                                          1. re: pdc

                                            Thanks for the info, pdc. I didn't realize that sealed burners (which my stove definitely does not have) distribute heat differently from unsealed ones, but it makes sense. Something to bear in mind when I renovate my kitchen, which I hope to do fairly soon.

                                    2. I love the cookware but DO NOT was in a dishwasher. The problem is not the cookware but the lids. The plastic handles become brittle.

                                      1. Hi, what is the difference between the catering and the professional series? I found them here:
                                        and the catering series are almost twice as expensive! Does anyone know if it's worth it to go to the catering series?

                                        2 Replies
                                        1. re: rsouss

                                          Catering is more because the bottom disk is copper (vs. aluminum). The handles are slightly different also (the handle on the Catering series has a slightly higher tilt, and the Profiserie handle is actually a little more comfortable to handle without a towel). The way the handle is attached is slightly different between the two series as well, though neither has rivets.

                                          I would use the Catering series for applications where precise control of heat is important (making sauces, sauté pan or frying pan), and Profiserie where it's less important. I have some of each.

                                          I don't think the Catering series used to be quite as expensive, but copper is quite expensive these days.

                                          1. re: will47

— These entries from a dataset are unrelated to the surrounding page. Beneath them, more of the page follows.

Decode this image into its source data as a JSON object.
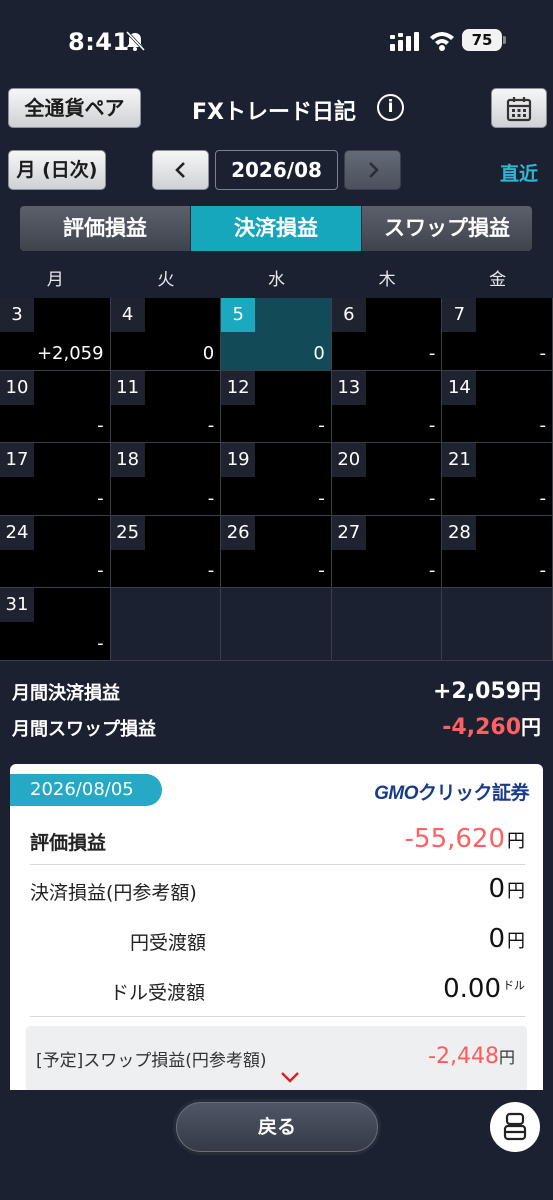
{
  "status_bar": {
    "time": "8:41",
    "battery": "75"
  },
  "header": {
    "pair_button": "全通貨ペア",
    "title": "FXトレード日記",
    "info": "i"
  },
  "nav": {
    "mode_button": "月 (日次)",
    "current_month": "2026/08",
    "recent_link": "直近"
  },
  "tabs": [
    {
      "label": "評価損益"
    },
    {
      "label": "決済損益",
      "active": true
    },
    {
      "label": "スワップ損益"
    }
  ],
  "weekdays": [
    "月",
    "火",
    "水",
    "木",
    "金"
  ],
  "calendar": [
    {
      "day": "3",
      "value": "+2,059"
    },
    {
      "day": "4",
      "value": "0"
    },
    {
      "day": "5",
      "value": "0",
      "selected": true
    },
    {
      "day": "6",
      "value": "-"
    },
    {
      "day": "7",
      "value": "-"
    },
    {
      "day": "10",
      "value": "-"
    },
    {
      "day": "11",
      "value": "-"
    },
    {
      "day": "12",
      "value": "-"
    },
    {
      "day": "13",
      "value": "-"
    },
    {
      "day": "14",
      "value": "-"
    },
    {
      "day": "17",
      "value": "-"
    },
    {
      "day": "18",
      "value": "-"
    },
    {
      "day": "19",
      "value": "-"
    },
    {
      "day": "20",
      "value": "-"
    },
    {
      "day": "21",
      "value": "-"
    },
    {
      "day": "24",
      "value": "-"
    },
    {
      "day": "25",
      "value": "-"
    },
    {
      "day": "26",
      "value": "-"
    },
    {
      "day": "27",
      "value": "-"
    },
    {
      "day": "28",
      "value": "-"
    },
    {
      "day": "31",
      "value": "-"
    }
  ],
  "monthly_summary": {
    "settlement_label": "月間決済損益",
    "settlement_value": "+2,059",
    "swap_label": "月間スワップ損益",
    "swap_value": "-4,260",
    "unit": "円"
  },
  "detail": {
    "date": "2026/08/05",
    "brand_gmo": "GMO",
    "brand_rest": "クリック証券",
    "valuation_label": "評価損益",
    "valuation_value": "-55,620",
    "settlement_label": "決済損益(円参考額)",
    "settlement_value": "0",
    "yen_transfer_label": "円受渡額",
    "yen_transfer_value": "0",
    "dollar_transfer_label": "ドル受渡額",
    "dollar_transfer_value": "0.00",
    "dollar_unit": "ドル",
    "yen_unit": "円",
    "swap_label": "[予定]スワップ損益(円参考額)",
    "swap_value": "-2,448"
  },
  "bottom": {
    "back_button": "戻る"
  },
  "colors": {
    "accent": "#16a7bd",
    "negative": "#ff6064",
    "background": "#1c2131"
  }
}
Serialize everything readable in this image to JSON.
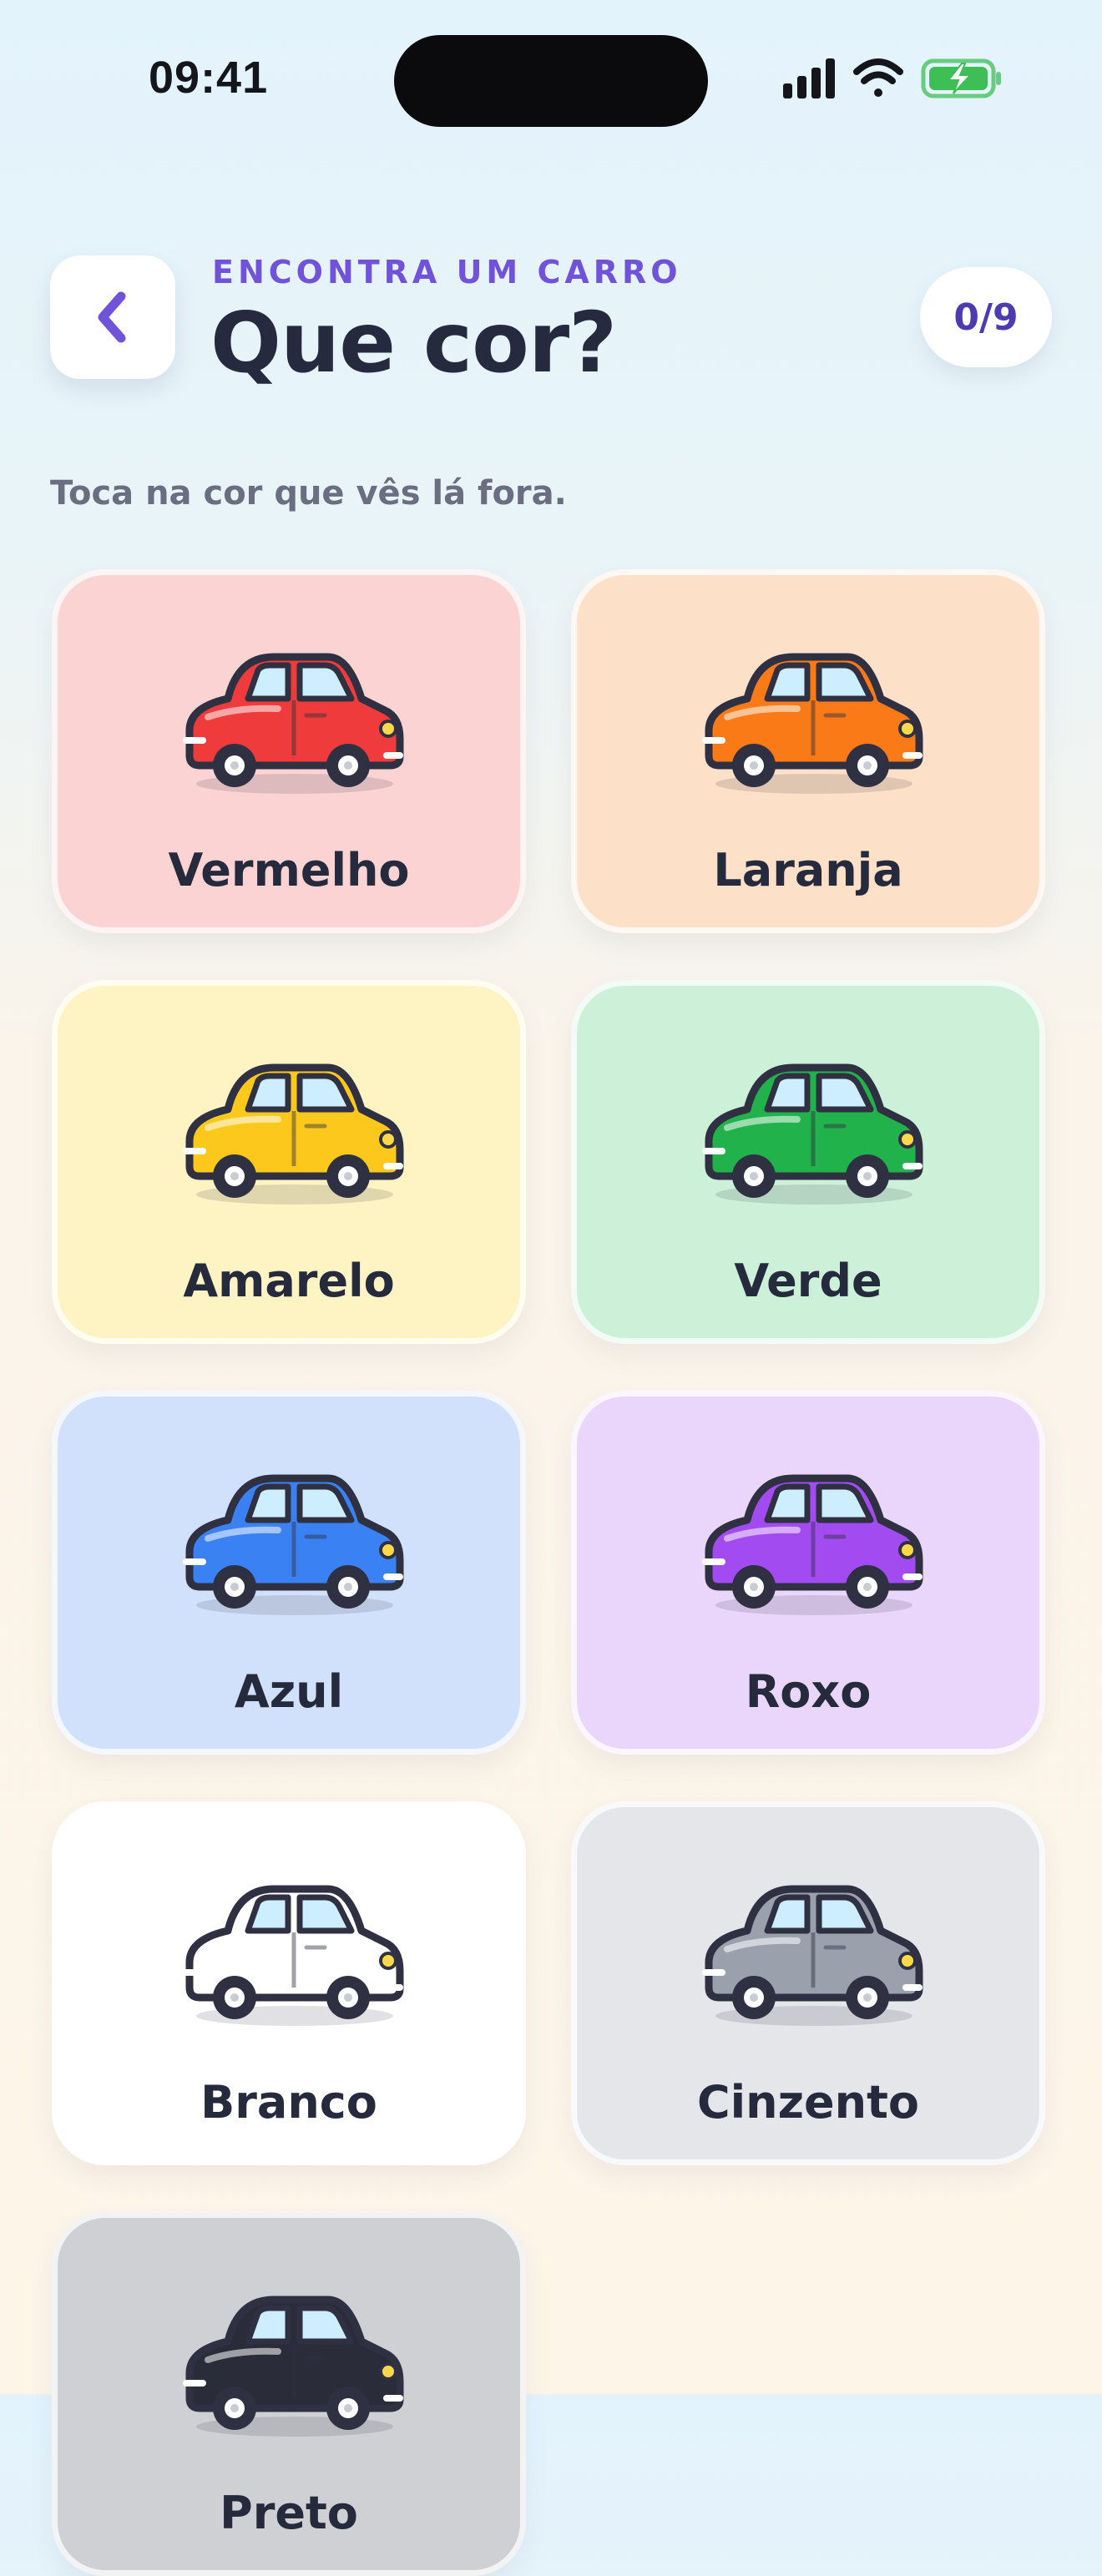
{
  "status": {
    "time": "09:41"
  },
  "header": {
    "eyebrow": "ENCONTRA UM CARRO",
    "title": "Que cor?",
    "counter": "0/9"
  },
  "subtitle": "Toca na cor que vês lá fora.",
  "colors": [
    {
      "label": "Vermelho",
      "tile_bg": "#fbd3d3",
      "car": "#ef3b3b"
    },
    {
      "label": "Laranja",
      "tile_bg": "#fde0c8",
      "car": "#f97a16"
    },
    {
      "label": "Amarelo",
      "tile_bg": "#fef3c2",
      "car": "#fcc81b"
    },
    {
      "label": "Verde",
      "tile_bg": "#ccf0d8",
      "car": "#22b24c"
    },
    {
      "label": "Azul",
      "tile_bg": "#d2e1fb",
      "car": "#3a82f4"
    },
    {
      "label": "Roxo",
      "tile_bg": "#ead6fb",
      "car": "#a24bf0"
    },
    {
      "label": "Branco",
      "tile_bg": "#ffffff",
      "car": "#ffffff"
    },
    {
      "label": "Cinzento",
      "tile_bg": "#e4e6ea",
      "car": "#9aa1ad"
    },
    {
      "label": "Preto",
      "tile_bg": "#cfd0d4",
      "car": "#2a2c3a"
    }
  ],
  "icons": {
    "back": "chevron-left-icon",
    "signal": "signal-icon",
    "wifi": "wifi-icon",
    "battery": "battery-charging-icon"
  },
  "accent": "#7153d9"
}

                                            Also, I don't think the Catering series works on induction heating elements. The Profiseri line does.